Preston.
Campbell Ritchie
Sheriff

Joined: Oct 13, 2005
Posts: 36501
    
  16
In accounting, you might have Account objects, or Expense objects, which might go in a List. [A lot of accounts packages actually link to a database, however.]
fred rosenberger
lowercase baba
Bartender

Joined: Oct 02, 2003
Posts: 10916
    
  12

We use queues all the time for message processing. the sending applications can all write to the queue, and there messages get interleaved (i.e. message 1 is from application 'a', message 2 is from 'b', message 3 from 'a', 4 from 'c', etc).

But all the messages from application 'a' have to be processed in order. the program that reads and process the messages pulls them off in order.

using a queue allows many applications to write at whatever rate they want to the queue, and the processing application to read them off at whatever rate it wants to.


There are only two hard things in computer science: cache invalidation, naming things, and off-by-one errors
David Newton
Author
Rancher

Joined: Sep 29, 2008
Posts: 12617

These data structures are used *everywhere*, literally (although you didn't mention maps, which are also ubiquitous). Google maps: a route is a list of waypoints. Games: there's a list of sprites (and a prioritized queue of events). Shopping *list*. *List* of account transactions. *List* of memory references. *Maps* of file system entries.

*List* of things that use collections.
Preston Thornton
Ranch Hand

Joined: Jun 24, 2008
Posts: 80
Okay! Thanks for the focus adjustment on this topic.
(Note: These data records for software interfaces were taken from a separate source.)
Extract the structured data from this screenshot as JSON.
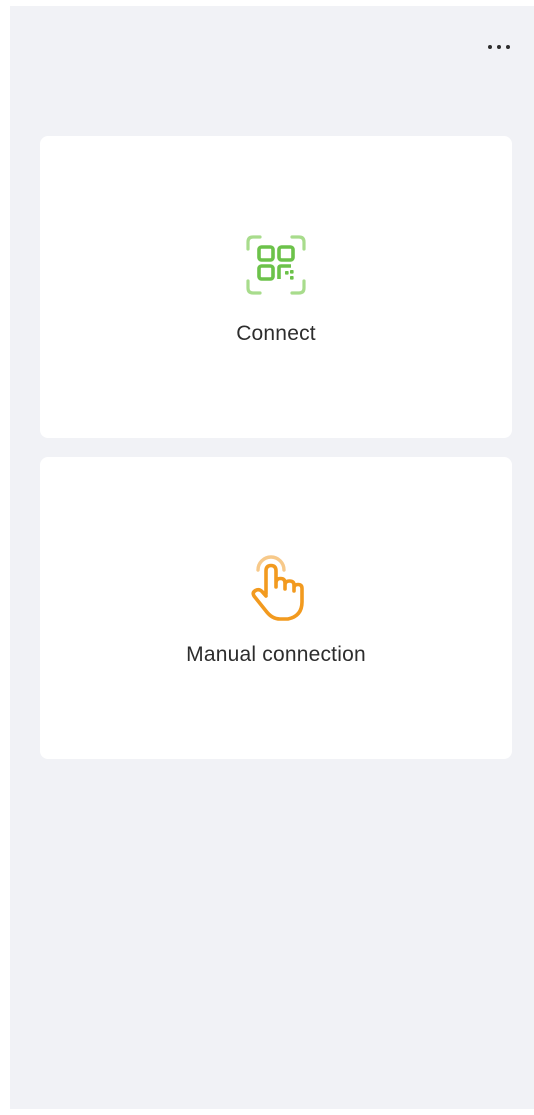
{
  "header": {
    "more_icon": "more-horizontal-icon"
  },
  "options": [
    {
      "label": "Connect",
      "icon": "qr-scan-icon",
      "icon_color": "#6cc24a",
      "icon_frame_color": "#a8dc8c"
    },
    {
      "label": "Manual connection",
      "icon": "hand-tap-icon",
      "icon_color": "#f29a1f",
      "icon_ring_color": "#f7c98a"
    }
  ],
  "colors": {
    "background": "#f1f2f6",
    "card": "#ffffff",
    "text": "#2d2d2d"
  }
}
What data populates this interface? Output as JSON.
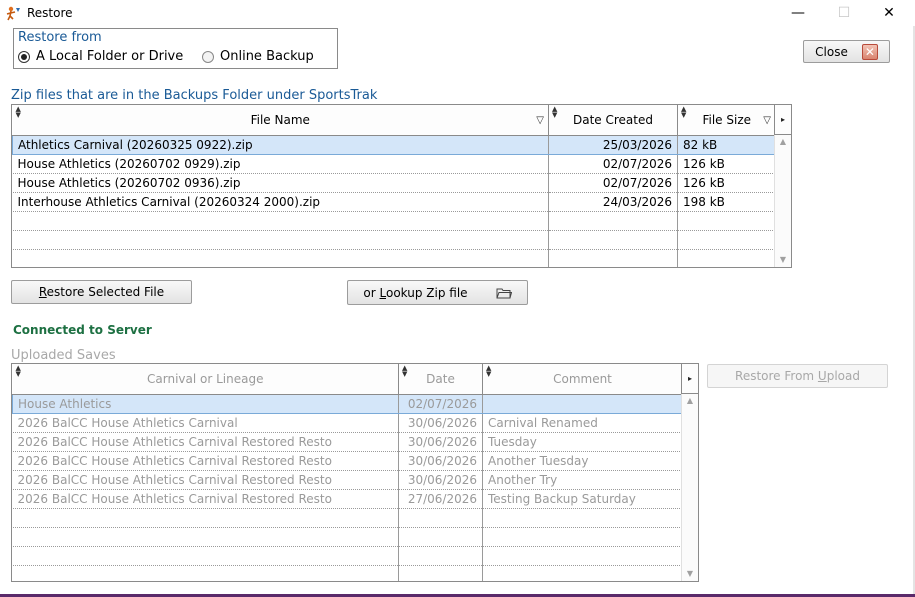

I will make sure that I pay full attention in regards to these topics in the Data Structure course.
David Newton
Author
Rancher

Joined: Sep 29, 2008
Posts: 12617
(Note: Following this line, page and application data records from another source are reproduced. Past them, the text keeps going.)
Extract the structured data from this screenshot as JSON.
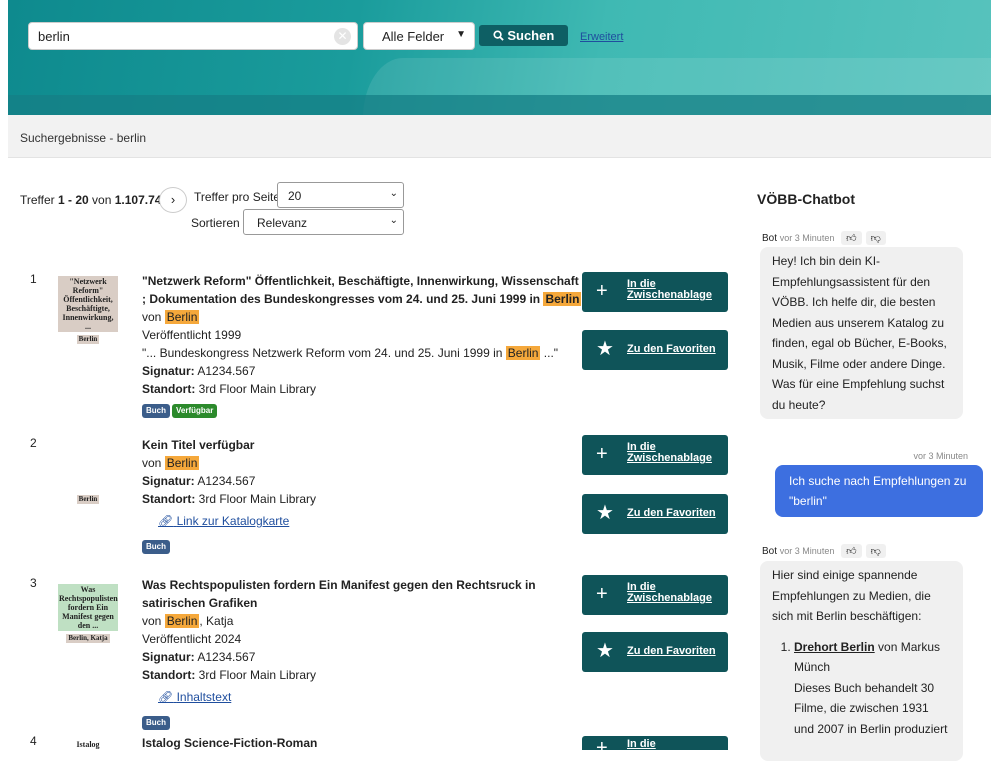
{
  "search": {
    "query": "berlin",
    "clear_icon": "✕",
    "field": "Alle Felder",
    "button": "Suchen",
    "advanced": "Erweitert"
  },
  "breadcrumb": "Suchergebnisse - berlin",
  "results_info": {
    "prefix": "Treffer ",
    "range": "1 - 20",
    "mid": " von ",
    "total": "1.107.744",
    "per_page_label": "Treffer pro Seite",
    "per_page": "20",
    "sort_label": "Sortieren",
    "sort": "Relevanz"
  },
  "actions": {
    "clipboard": [
      "In die",
      "Zwischenablage"
    ],
    "favorites": "Zu den Favoriten"
  },
  "results": [
    {
      "num": "1",
      "cover_title": "\"Netzwerk Reform\" Öffentlichkeit, Beschäftigte, Innenwirkung, ...",
      "cover_author": "Berlin",
      "title": "\"Netzwerk Reform\" Öffentlichkeit, Beschäftigte, Innenwirkung, Wissenschaft ; Dokumentation des Bundeskongresses vom 24. und 25. Juni 1999 in ",
      "title_hl": "Berlin",
      "by": "von ",
      "author": "Berlin",
      "published": "Veröffentlicht 1999",
      "snippet_pre": "\"... Bundeskongress Netzwerk Reform vom 24. und 25. Juni 1999 in ",
      "snippet_hl": "Berlin",
      "snippet_post": " ...\"",
      "signatur_label": "Signatur:",
      "signatur": "A1234.567",
      "standort_label": "Standort:",
      "standort": "3rd Floor Main Library",
      "badges": [
        "Buch",
        "Verfügbar"
      ]
    },
    {
      "num": "2",
      "cover_author": "Berlin",
      "title": "Kein Titel verfügbar",
      "by": "von ",
      "author": "Berlin",
      "signatur_label": "Signatur:",
      "signatur": "A1234.567",
      "standort_label": "Standort:",
      "standort": "3rd Floor Main Library",
      "link": "Link zur Katalogkarte",
      "badges": [
        "Buch"
      ]
    },
    {
      "num": "3",
      "cover_title": "Was Rechtspopulisten fordern Ein Manifest gegen den ...",
      "cover_author": "Berlin, Katja",
      "title": "Was Rechtspopulisten fordern Ein Manifest gegen den Rechtsruck in satirischen Grafiken",
      "by": "von ",
      "author": "Berlin",
      "author_rest": ", Katja",
      "published": "Veröffentlicht 2024",
      "signatur_label": "Signatur:",
      "signatur": "A1234.567",
      "standort_label": "Standort:",
      "standort": "3rd Floor Main Library",
      "link": "Inhaltstext",
      "badges": [
        "Buch"
      ]
    },
    {
      "num": "4",
      "cover_title": "Istalog",
      "title": "Istalog Science-Fiction-Roman"
    }
  ],
  "chat": {
    "title": "VÖBB-Chatbot",
    "bot_label": "Bot",
    "time": "vor 3 Minuten",
    "msg1": "Hey! Ich bin dein KI-Empfehlungsassistent für den VÖBB. Ich helfe dir, die besten Medien aus unserem Katalog zu finden, egal ob Bücher, E-Books, Musik, Filme oder andere Dinge. Was für eine Empfehlung suchst du heute?",
    "user_msg": "Ich suche nach Empfehlungen zu \"berlin\"",
    "msg2_intro": "Hier sind einige spannende Empfehlungen zu Medien, die sich mit Berlin beschäftigen:",
    "rec1_title": "Drehort Berlin",
    "rec1_by": " von Markus Münch",
    "rec1_desc": "Dieses Buch behandelt 30 Filme, die zwischen 1931 und 2007 in Berlin produziert"
  }
}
A structures class (or just the knowledge, barring a class) is critical, and has remained one of the most important classes I took some 25 years ago.
fred rosenberger
lowercase baba
Bartender

Joined: Oct 02, 2003
Posts: 10916
    
  12

also, remember that learning should be cyclical. your prof. will say "this is important, but you won't necessarily understand why yet". It took me a few years before I really understood why/how using interfaces was a good idea. I did it, because they told me to, but i wasn't sure why. As i learned more about other things, i gradually realized why they are so powerful.

it's the same with data structures. You may not see an immediate need for one, and it may seem odd that anybody would ever come up with such a thing. Just remember that someone, somewhere needed EXACTLY THAT, and other soon realized it would solve their problems too. Almost all of them will seem silly, until you need EXACTLY THAT.

some of it you just have to take on faith.
 
I agree. Here's the link: http://aspose.com/file-tools
 
subject: Question: Where and when should I use the collection (Lists, Stack, etc . . .)
 
Similar Threads
constructor question
Stack Vs. Heap
post increment confusion
Difference b/w import & #include in C++
Heap and Stack in memory